### [WHAT THE TASK ASKS]
Leave out the images and return all the data word for word.

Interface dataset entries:

☆ ☆ ☆ ☆

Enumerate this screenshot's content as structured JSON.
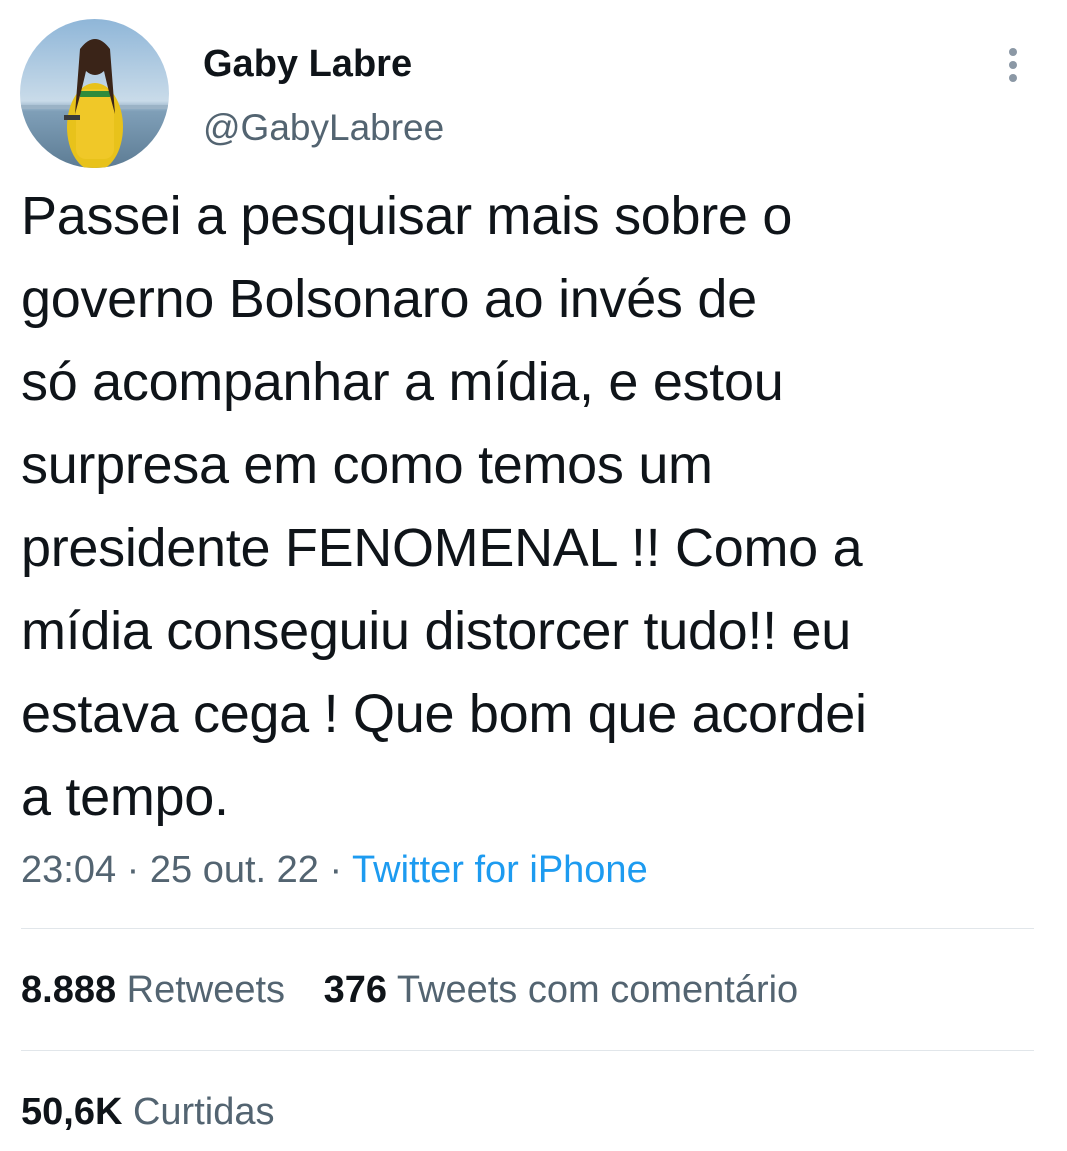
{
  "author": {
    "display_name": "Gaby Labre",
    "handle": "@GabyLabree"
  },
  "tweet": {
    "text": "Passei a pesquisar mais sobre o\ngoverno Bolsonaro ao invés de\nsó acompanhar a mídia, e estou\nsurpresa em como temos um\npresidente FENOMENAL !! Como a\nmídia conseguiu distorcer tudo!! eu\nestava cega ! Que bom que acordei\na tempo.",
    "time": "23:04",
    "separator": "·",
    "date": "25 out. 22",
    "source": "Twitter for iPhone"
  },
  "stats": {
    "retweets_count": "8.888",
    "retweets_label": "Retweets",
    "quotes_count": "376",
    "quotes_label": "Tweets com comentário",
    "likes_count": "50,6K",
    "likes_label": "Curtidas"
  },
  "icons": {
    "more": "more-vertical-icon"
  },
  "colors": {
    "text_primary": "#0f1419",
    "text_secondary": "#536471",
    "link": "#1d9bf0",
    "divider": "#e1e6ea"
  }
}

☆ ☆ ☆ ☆

### [ANSWER BOX]
Enumerate this screenshot's content as structured JSON.
{
  "author": {
    "display_name": "Gaby Labre",
    "handle": "@GabyLabree"
  },
  "tweet": {
    "text": "Passei a pesquisar mais sobre o\ngoverno Bolsonaro ao invés de\nsó acompanhar a mídia, e estou\nsurpresa em como temos um\npresidente FENOMENAL !! Como a\nmídia conseguiu distorcer tudo!! eu\nestava cega ! Que bom que acordei\na tempo.",
    "time": "23:04",
    "separator": "·",
    "date": "25 out. 22",
    "source": "Twitter for iPhone"
  },
  "stats": {
    "retweets_count": "8.888",
    "retweets_label": "Retweets",
    "quotes_count": "376",
    "quotes_label": "Tweets com comentário",
    "likes_count": "50,6K",
    "likes_label": "Curtidas"
  },
  "icons": {
    "more": "more-vertical-icon"
  },
  "colors": {
    "text_primary": "#0f1419",
    "text_secondary": "#536471",
    "link": "#1d9bf0",
    "divider": "#e1e6ea"
  }
}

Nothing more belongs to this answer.